Problem to solve –
Take down each entry exactly as written.

[Data about app and page elements]
━━━━

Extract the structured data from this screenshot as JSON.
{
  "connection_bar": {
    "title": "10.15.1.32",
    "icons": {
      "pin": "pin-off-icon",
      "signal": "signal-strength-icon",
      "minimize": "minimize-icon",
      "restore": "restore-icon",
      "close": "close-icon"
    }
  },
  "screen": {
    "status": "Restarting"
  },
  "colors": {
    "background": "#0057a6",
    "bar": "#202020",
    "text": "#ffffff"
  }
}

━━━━

Answer section –
Extract the structured data from this screenshot as JSON.
{
  "connection_bar": {
    "title": "10.15.1.32",
    "icons": {
      "pin": "pin-off-icon",
      "signal": "signal-strength-icon",
      "minimize": "minimize-icon",
      "restore": "restore-icon",
      "close": "close-icon"
    }
  },
  "screen": {
    "status": "Restarting"
  },
  "colors": {
    "background": "#0057a6",
    "bar": "#202020",
    "text": "#ffffff"
  }
}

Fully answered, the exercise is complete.